What have we here? It’s another heartwarming episode about family both present and past. If there’s one thing I think can be said about Shounen Maid’s genetic makeup, it’s that this is a sentimental series. Sentiment is a four-letter word when it comes to some fans, not just of anime but perhaps particularly so. But there’s nothing whatsoever wrong with sentimentality as long as it’s backed up by character development. And the fact that unvarnished sentiment is so rare in anime makes it all the more notable when a series that isn’t afraid of it and knows how to present it comes along.
I’ve never heard of the Japanese referring to cockroaches as “bearded barons” and I have no idea if that’s a real thing or a Shounen Maid invention. But for a 5th-grade cleaning otaku it’s no surprise their presence is non-negotiable, and honestly – if Madoka is OK sharing a room with them he‘s the one with the problem. But the A-part this week isn’t about the bearded baron so much as the other discovery Chihiro makes when he’s cleaning his uncle’s room – a bunch of what look like presents, but are actually just the skeletons of presents, the wrapper they came in re-molded into its original shape.

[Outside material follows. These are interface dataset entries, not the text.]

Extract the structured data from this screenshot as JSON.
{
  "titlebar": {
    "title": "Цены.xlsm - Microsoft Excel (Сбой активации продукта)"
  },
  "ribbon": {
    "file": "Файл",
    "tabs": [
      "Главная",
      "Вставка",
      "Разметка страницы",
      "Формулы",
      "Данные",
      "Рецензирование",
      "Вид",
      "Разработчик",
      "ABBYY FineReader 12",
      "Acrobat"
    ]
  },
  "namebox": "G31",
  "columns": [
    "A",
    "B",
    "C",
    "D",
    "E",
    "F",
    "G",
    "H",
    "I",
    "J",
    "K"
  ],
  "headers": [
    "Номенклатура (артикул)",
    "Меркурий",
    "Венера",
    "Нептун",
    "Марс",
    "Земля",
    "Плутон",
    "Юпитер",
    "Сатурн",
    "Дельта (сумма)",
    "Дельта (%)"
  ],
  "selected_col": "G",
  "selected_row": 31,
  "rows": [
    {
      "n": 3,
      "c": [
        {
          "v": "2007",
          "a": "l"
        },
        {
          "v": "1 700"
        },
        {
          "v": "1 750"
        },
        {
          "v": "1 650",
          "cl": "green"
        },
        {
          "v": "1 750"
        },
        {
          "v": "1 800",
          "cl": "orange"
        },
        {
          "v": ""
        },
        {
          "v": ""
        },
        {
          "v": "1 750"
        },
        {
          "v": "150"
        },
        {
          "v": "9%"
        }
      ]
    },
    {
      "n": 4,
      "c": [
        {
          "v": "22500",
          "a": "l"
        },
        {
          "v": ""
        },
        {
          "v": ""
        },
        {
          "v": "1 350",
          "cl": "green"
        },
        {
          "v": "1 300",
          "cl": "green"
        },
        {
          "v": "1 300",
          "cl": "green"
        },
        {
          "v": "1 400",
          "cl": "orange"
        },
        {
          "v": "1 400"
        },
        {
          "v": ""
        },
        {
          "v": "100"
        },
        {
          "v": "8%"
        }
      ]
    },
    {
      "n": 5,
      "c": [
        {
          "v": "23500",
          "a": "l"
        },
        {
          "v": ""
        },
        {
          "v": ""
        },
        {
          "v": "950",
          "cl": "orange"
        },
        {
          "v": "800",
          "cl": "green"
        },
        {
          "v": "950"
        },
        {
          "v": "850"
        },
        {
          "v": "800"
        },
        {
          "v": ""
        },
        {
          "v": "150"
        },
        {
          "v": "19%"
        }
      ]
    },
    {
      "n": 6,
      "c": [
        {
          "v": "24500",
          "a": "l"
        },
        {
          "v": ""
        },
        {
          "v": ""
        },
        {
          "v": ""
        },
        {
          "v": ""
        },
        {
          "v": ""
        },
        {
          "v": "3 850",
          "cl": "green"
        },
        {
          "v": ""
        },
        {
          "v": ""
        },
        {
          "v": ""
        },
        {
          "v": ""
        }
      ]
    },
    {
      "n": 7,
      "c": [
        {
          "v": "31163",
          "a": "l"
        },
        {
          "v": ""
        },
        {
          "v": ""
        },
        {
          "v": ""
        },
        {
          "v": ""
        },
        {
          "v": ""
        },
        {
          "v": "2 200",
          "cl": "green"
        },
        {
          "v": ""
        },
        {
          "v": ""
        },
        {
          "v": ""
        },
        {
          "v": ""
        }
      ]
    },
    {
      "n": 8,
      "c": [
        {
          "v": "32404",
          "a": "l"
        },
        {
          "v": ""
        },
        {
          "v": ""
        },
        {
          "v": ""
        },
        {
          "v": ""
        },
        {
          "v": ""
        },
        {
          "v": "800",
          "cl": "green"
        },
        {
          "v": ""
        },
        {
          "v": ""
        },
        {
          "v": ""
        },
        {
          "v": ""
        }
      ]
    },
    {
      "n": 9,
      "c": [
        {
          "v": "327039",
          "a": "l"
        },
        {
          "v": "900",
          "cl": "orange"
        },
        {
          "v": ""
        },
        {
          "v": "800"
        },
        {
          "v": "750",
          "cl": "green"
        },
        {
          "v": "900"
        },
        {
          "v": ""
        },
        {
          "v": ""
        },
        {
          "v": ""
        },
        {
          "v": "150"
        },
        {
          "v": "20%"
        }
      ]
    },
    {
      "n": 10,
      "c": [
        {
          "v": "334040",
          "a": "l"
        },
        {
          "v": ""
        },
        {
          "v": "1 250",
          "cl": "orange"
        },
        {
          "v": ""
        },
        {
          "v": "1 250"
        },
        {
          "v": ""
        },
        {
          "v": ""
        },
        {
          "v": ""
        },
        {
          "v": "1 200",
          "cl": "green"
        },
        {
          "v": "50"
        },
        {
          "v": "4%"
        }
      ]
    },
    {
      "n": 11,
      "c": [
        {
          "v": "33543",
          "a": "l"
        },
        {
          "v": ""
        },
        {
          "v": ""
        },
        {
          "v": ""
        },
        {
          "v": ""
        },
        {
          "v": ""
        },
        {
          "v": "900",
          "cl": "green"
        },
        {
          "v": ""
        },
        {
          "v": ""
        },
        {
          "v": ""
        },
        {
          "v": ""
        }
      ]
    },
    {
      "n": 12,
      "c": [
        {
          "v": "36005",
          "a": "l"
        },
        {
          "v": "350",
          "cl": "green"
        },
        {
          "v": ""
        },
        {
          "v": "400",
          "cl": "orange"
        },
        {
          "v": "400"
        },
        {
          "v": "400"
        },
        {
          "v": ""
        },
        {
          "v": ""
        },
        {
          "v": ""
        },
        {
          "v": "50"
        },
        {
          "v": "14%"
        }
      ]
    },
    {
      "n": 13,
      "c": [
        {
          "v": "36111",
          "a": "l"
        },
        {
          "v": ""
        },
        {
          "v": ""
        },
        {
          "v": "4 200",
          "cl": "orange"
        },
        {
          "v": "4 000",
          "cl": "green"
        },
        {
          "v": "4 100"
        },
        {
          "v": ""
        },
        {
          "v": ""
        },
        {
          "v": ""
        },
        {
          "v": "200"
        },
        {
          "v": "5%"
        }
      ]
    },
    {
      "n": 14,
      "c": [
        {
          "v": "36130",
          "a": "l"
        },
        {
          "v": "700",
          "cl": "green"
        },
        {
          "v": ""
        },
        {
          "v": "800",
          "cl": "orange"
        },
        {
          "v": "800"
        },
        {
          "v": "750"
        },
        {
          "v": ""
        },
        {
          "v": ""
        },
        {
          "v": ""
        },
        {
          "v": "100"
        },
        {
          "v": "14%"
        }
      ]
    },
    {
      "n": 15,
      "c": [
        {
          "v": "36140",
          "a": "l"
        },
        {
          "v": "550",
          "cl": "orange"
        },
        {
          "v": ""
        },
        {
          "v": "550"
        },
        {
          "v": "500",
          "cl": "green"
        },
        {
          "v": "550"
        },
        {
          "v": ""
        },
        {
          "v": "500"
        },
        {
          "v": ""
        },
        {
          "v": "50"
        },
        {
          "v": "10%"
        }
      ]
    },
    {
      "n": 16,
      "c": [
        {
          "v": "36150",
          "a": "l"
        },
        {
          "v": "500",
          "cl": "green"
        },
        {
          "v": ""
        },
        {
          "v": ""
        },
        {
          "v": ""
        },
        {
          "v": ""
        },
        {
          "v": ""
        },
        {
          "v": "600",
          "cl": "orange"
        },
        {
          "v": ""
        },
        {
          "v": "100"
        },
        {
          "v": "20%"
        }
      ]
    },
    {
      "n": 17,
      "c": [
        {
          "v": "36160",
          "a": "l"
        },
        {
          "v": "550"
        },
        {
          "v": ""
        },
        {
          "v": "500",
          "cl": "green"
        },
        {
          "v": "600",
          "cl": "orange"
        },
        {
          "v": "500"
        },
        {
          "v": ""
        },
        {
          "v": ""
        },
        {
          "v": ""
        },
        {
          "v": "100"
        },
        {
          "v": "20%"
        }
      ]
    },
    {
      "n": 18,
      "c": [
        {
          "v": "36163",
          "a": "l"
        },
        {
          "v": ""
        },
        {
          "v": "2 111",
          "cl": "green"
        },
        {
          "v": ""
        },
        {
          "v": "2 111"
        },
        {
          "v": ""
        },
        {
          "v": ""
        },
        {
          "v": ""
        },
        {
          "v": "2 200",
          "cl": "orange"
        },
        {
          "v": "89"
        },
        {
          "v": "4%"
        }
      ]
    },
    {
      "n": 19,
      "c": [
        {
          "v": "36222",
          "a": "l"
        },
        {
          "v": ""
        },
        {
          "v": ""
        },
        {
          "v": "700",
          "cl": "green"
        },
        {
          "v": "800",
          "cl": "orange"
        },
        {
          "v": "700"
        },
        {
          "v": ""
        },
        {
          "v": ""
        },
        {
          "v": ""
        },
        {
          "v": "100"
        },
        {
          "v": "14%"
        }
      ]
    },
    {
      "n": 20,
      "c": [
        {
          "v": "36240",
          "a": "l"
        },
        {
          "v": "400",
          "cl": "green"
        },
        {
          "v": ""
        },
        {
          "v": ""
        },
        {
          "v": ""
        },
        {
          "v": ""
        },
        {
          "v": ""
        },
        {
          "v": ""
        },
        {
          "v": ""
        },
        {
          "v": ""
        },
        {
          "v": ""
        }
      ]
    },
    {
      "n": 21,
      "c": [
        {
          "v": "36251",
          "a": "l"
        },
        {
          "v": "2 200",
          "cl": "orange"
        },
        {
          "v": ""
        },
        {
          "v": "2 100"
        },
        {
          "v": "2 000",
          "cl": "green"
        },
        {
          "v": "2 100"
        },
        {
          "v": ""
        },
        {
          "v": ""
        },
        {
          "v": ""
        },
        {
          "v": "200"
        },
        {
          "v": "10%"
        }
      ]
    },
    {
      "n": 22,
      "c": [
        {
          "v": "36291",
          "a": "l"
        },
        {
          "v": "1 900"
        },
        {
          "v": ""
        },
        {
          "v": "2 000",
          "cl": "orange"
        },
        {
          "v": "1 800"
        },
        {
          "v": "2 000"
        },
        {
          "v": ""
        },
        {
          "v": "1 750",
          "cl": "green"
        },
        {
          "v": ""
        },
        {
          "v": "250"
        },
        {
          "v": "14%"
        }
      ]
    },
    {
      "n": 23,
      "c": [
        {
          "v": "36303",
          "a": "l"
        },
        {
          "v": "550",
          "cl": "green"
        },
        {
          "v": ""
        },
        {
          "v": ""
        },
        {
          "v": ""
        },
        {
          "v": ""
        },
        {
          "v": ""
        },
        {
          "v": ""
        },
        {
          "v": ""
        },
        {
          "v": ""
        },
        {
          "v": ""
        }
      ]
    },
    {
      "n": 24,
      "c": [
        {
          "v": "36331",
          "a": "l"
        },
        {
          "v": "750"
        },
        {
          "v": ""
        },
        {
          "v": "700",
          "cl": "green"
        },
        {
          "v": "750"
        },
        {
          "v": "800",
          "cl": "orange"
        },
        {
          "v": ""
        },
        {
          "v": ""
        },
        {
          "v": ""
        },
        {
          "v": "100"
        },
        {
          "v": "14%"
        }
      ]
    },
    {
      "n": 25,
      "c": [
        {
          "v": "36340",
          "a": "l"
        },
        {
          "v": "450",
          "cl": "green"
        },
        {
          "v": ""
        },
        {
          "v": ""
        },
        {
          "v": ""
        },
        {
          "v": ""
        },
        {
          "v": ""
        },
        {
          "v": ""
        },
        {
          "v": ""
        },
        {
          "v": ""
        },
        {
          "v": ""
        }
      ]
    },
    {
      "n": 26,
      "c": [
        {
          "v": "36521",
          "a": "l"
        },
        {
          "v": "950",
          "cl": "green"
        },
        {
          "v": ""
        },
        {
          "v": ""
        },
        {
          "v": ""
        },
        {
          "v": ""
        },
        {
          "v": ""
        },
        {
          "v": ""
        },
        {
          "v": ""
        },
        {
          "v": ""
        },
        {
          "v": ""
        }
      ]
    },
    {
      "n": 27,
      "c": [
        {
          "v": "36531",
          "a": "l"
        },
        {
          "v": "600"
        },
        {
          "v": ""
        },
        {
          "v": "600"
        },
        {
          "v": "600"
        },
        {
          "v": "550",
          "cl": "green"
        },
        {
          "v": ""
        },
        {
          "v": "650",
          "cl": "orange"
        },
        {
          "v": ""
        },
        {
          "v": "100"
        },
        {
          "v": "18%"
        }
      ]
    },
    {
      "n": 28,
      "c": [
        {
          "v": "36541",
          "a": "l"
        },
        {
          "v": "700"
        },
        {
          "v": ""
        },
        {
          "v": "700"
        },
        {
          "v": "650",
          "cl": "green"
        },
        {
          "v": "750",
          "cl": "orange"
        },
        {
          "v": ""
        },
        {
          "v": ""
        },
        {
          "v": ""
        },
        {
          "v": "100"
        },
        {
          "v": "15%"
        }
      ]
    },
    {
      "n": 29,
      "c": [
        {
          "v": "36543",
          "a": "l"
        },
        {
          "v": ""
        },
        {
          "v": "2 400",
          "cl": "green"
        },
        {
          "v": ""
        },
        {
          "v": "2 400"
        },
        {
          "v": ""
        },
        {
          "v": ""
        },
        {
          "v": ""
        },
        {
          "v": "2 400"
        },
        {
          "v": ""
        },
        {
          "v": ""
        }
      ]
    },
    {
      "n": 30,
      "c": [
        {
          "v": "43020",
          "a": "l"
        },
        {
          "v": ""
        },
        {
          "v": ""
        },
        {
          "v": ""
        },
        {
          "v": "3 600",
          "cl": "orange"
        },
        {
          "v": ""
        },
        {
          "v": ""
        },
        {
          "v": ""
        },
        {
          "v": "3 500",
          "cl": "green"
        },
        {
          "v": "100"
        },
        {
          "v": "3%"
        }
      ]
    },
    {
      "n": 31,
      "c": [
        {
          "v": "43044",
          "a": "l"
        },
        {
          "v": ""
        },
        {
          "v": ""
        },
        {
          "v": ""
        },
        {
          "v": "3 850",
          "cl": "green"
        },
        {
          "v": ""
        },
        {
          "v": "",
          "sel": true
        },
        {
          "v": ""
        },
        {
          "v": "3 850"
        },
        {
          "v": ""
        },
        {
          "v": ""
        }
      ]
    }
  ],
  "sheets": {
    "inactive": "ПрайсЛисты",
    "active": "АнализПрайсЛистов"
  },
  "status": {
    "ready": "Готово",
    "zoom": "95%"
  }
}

One of the things this show is good at is letting us inside its characters without beating us over the head about it, and I like how revealing this little exchange is. It says a lot about Madoka that he’s so soft-hearted he can’t even bring himself to throw out gift wrap (I know people like that too – I’m related to them). Of course this puts Chihiro in mind of Chiyo, who cluttered the front of their fridge with mementos of Chihiro’s childhood. After Chihiro sees how devastated Madoka is that all those “presents” are in the trash, he goes and digs them out. “It just looks like paper to me.” Chihiro says to himself, and that says a lot about the sort of boy he is – but so does the fact that he was willing to dig through the trash to retrieve it, and to iron it to restore it to some semblance of its former state. Even if he can’t understand the reason why its important to Madoka, the fact that it is important is enough.
The B-part turns to Miyako and her pudding-based courtship of Keiichirou. Pudding gets pores if it’s steamed at too high a temperature as its baking, apparently – who knew (well – Chihiro did). The whole Miyako situation is handled in an admirably low-key way – there’s not a lot of humiliation or embarrassment driving it. Madoka knows the score and wants to help as best he can, and Miyako, as much as she wants to, doesn’t abjectly throw herself at Keiichirou. She just tries to make her case by example.
The big question here, still unanswered, is how aware Keiichirou is of all this. Chihiro panics when he finds a photo of a girl in Keiichirou’s planner, but it turns out the “girl” is Madoka, and Chiyo (as older sisters do) liked to dress her younger brother in her old clothes. The tangle goes way back here – all of these people were childhood friends – and Keiichirou keeping all these photos shows that he’s no stranger to sentiment himself (even if they do have a certain blackmail value). What’s really happening here is that Chihiro is being reconnected to all these people after being connected only to his mother where family is concerned. That was a choice Chiyo made for Chihiro – he had no say in it – and while it’s clear she adored her son (and he her), in making that choice she did deprive him of something valuable. The restoration of that – and Chihiro coming to understand its value – is to a certain extent what Shounen Maid is all about.